Besides the financials, some other aspects of the business which you’ll need to consider are:

  • What your business does for clients
  • Your product or service
  • The market for your product or service
  • Your location and accessibility
  • Current and future developments which may affect your business
  • Your mission, vision and unique selling proposition
  • A SWOT analysis
  • Customer analysis
  • Customer service standards and company culture
  • Competitor analysis
  • Marketing, advertising and social media strategies
  • Sales techniques and strategy
  • Distribution channels
  • Budgets for income and expenditure
  • Management policies and procedures
  • Your own personal skills and relevant experience
  • Your team’s skills and industry experience
  • Financial projections
  • Bank and/or personal references

Write the summary last

An Executive Summary usually appears at the beginning of the Business Plan. The purpose of this summary is to provide an overview for the reader – and to sell your business plan to them. While you want to portray your business or idea in its best light, you also need to be realistic with your wording, so don’t overdo the sales pitch.

The Executive Summary should always be written last, as it may change during the writing process and needs to be an accurate reflection of the plan’s contents.

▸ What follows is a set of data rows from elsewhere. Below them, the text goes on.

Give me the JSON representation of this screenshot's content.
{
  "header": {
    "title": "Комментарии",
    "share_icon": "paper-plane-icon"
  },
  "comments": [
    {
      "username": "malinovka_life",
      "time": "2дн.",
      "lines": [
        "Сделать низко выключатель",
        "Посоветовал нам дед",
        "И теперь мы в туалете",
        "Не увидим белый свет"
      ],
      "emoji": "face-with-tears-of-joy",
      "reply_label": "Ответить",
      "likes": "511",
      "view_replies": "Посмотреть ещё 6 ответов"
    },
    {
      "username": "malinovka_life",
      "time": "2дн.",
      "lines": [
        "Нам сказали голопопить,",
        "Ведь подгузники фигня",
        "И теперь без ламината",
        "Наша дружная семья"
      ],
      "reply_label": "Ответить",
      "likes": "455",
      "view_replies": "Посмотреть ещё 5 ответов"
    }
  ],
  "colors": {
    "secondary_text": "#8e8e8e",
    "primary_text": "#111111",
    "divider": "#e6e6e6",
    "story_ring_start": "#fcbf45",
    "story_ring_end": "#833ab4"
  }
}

Review and edit

The last step is to review and edit your business plan. DO NOT SKIP THIS STEP – it’s important. If you really want to make a good impression, it’s essential to have error-free text which is easy to read. It’s a great idea to ask an impartial third party to proof-read your business plan BEFORE you submit it. Ask the proof-reader to point out anything that doesn’t immediately make sense to them, as well as any typographical errors or formatting issues.

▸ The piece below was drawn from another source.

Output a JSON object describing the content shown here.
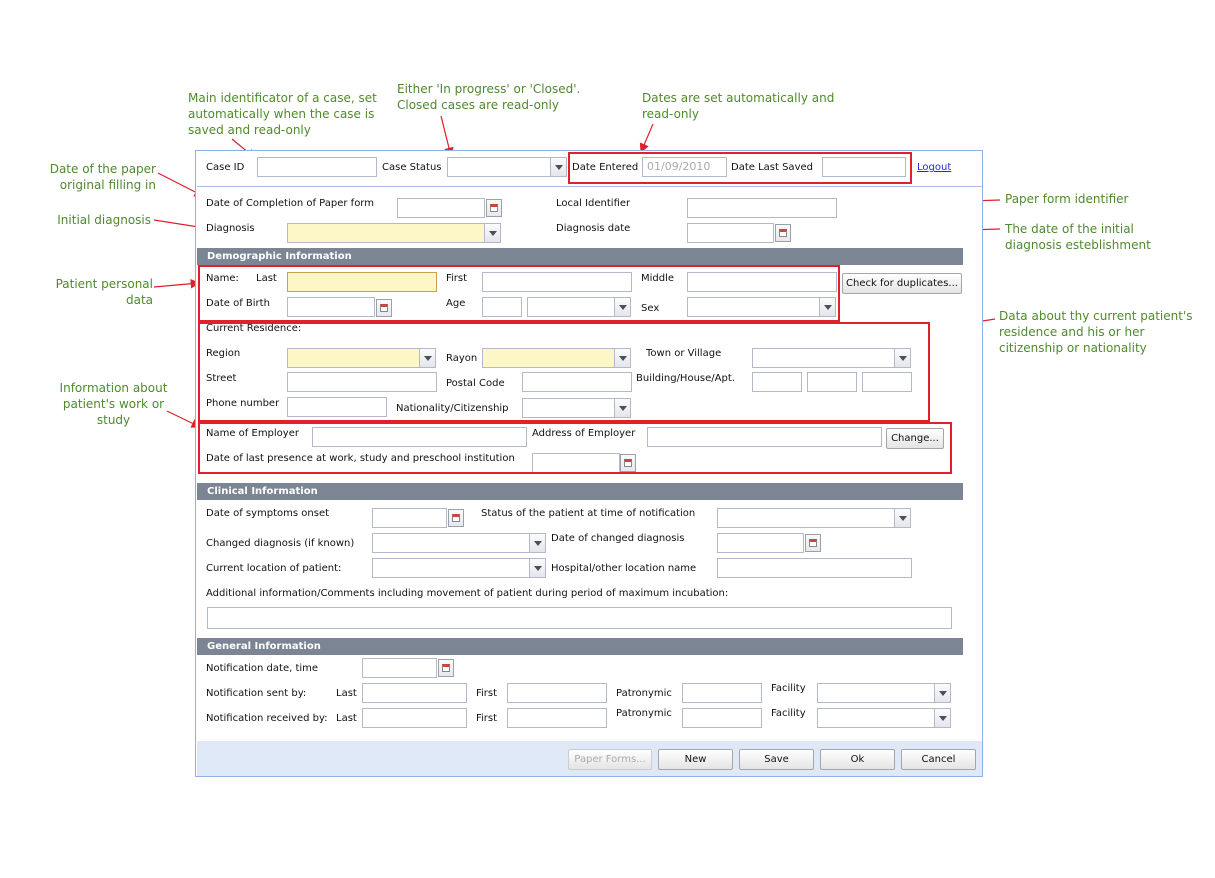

Don’t be afraid to ask for professional help

Investing in professional advice at the outset is smart and strategic. As stated above, your accountant is the best person to advise you on the financial side of things. A solicitor or lawyer is the best person to consult regarding business structure. Getting the structure and financial projections right can save you time, money and set you on the path to business success. Without this advice, you may be destined to join the significant number of small businesses who fail within their first five years.

If you feel overwhelmed at how to collate all the information you’ve gathered, you may need to consult a professional business plan writer. Our role is to assist you in pulling together your information and writing the text to present your business in its best light… in essence, to write a winning business plan.

 

Hi, I’m Lyndall Guinery-Smith, The Professional Writer. I’m passionate about helping Australian small business owners like you to attract and engage customers – improving your bottom line. I will work in partnership with you, to facilitate and co-ordinate a winning business plan for your current business or new business idea.  I happily work with clients all around Australia. Email me to arrange an obligation-free chat about how we can work together to write a winning business plan.